If you are a beginner who plays 2 hours per session 3 times a week with synthetic strings, the frequency of how often you should change the strings is far lower than that of professional players who play 6 hours per session with natural gut strings. Anyways, you get where I’m coming from, so monitor your strings and feel of the game, and you will know when to change the strings.
Learn more: Is It Worth It To Buy A Tennis Stringing Machine? (How-To Guide)
My Favorite Tennis Equipment
Thanks for reading this article. I hope it brought you great value that you can implement into your own life! Below you’ll find my top tennis equipment recommendations would like.
- Racket: My preferred tennis racket is the Wilson Ultra 100 V3. This racket is made from graphite and carbon fiber, making it durable, firm, and easy to swing. The racket weighs 300g, making it lightweight yet not too lightweight to generate power. The racket’s main benefit is power. I like to add multifilament strings to the racket, such as Wilson NXT Soft 16 (recommended tension 52lb/23.5kg), because they are comfortable and soft on the arm with a great feel to the game.
- Tennis balls: Best tennis balls are always pressurized, and I like them having extra-duty felt, which is fit for hard court play. I like Penn Championship Tennis Balls, and so does the ITF because these balls are approved for competitive play. So yes, these are the real deal.
- Tennis shoes: I can’t stress enough the importance of comfortable and supporting shoes. ASICS Gel-Resolution 8 tennis shoes are unique because the balance between durability and support mixed with comfort is something out of the ordinary.
- Fan Equipment: If you’re a fan more than a player, you don’t want to miss Fan Equipment by Fanatics. You can find items from various sports that bear your favorite team’s logo, such as jerseys, gift ideas, or other surprising things.

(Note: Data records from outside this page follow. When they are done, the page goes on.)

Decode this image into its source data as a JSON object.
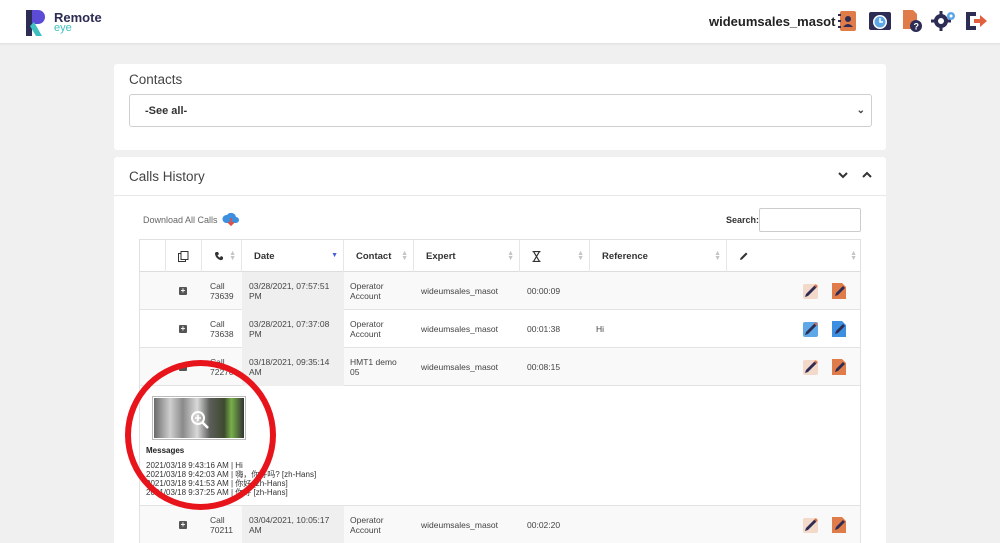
{
  "app": {
    "logo_line1": "Remote",
    "logo_line2": "eye",
    "username": "wideumsales_masot"
  },
  "header_icons": [
    "contacts-book-icon",
    "clock-history-icon",
    "help-file-icon",
    "settings-gears-icon",
    "logout-icon"
  ],
  "contacts": {
    "title": "Contacts",
    "selected": "-See all-"
  },
  "calls": {
    "title": "Calls History",
    "download_label": "Download All Calls",
    "search_label": "Search:",
    "search_value": "",
    "columns": {
      "date": "Date",
      "contact": "Contact",
      "expert": "Expert",
      "reference": "Reference"
    },
    "rows": [
      {
        "call_l1": "Call",
        "call_l2": "73639",
        "date_l1": "03/28/2021, 07:57:51",
        "date_l2": "PM",
        "contact_l1": "Operator",
        "contact_l2": "Account",
        "expert": "wideumsales_masot",
        "duration": "00:00:09",
        "reference": ""
      },
      {
        "call_l1": "Call",
        "call_l2": "73638",
        "date_l1": "03/28/2021, 07:37:08",
        "date_l2": "PM",
        "contact_l1": "Operator",
        "contact_l2": "Account",
        "expert": "wideumsales_masot",
        "duration": "00:01:38",
        "reference": "Hi"
      },
      {
        "call_l1": "Call",
        "call_l2": "72270",
        "date_l1": "03/18/2021, 09:35:14",
        "date_l2": "AM",
        "contact_l1": "HMT1 demo",
        "contact_l2": "05",
        "expert": "wideumsales_masot",
        "duration": "00:08:15",
        "reference": ""
      },
      {
        "call_l1": "Call",
        "call_l2": "70211",
        "date_l1": "03/04/2021, 10:05:17",
        "date_l2": "AM",
        "contact_l1": "Operator",
        "contact_l2": "Account",
        "expert": "wideumsales_masot",
        "duration": "00:02:20",
        "reference": ""
      }
    ],
    "details": {
      "messages_title": "Messages",
      "messages": [
        "2021/03/18 9:43:16 AM | Hi",
        "2021/03/18 9:42:03 AM | 嗨，你好吗?  [zh-Hans]",
        "2021/03/18 9:41:53 AM | 你好 [zh-Hans]",
        "2021/03/18 9:37:25 AM | 你好 [zh-Hans]"
      ]
    }
  },
  "colors": {
    "accent": "#4a5fd8",
    "annotation": "#e8141b",
    "brand_teal": "#3fbfbf"
  }
}
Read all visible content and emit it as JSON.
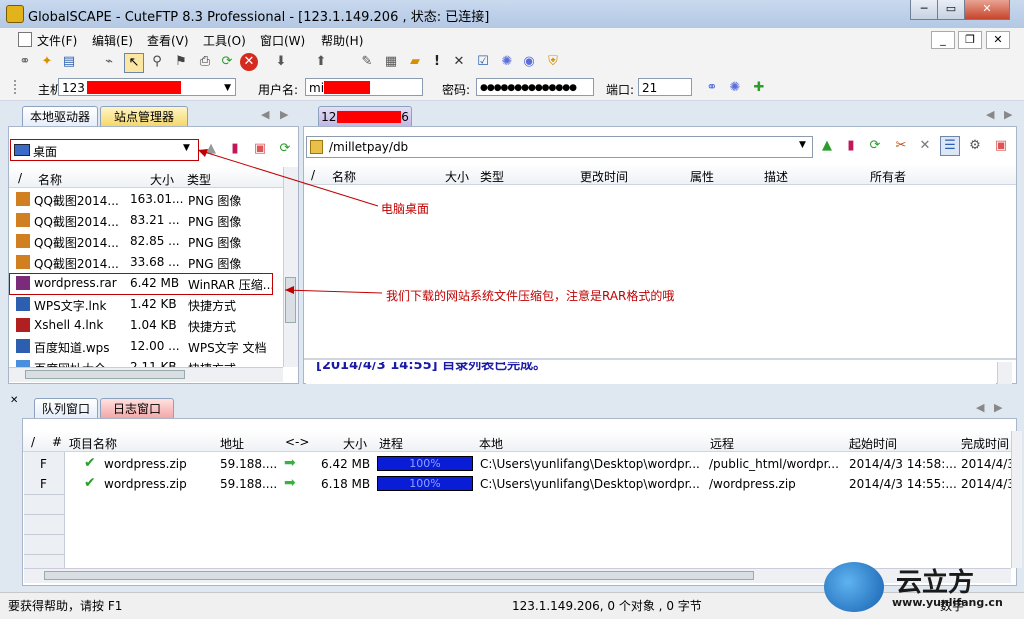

Depending on your skill level and preferences, it could be really beneficial to buy an unstrung racket because you can tune it precisely as you want with the strings, whether that is natural gut, polyester, hybrid, or anything between.
I highly recommend that you dive into the world of tennis strings because it really affects what kind you are using; therefore, it will directly make you a better or worse player in the process.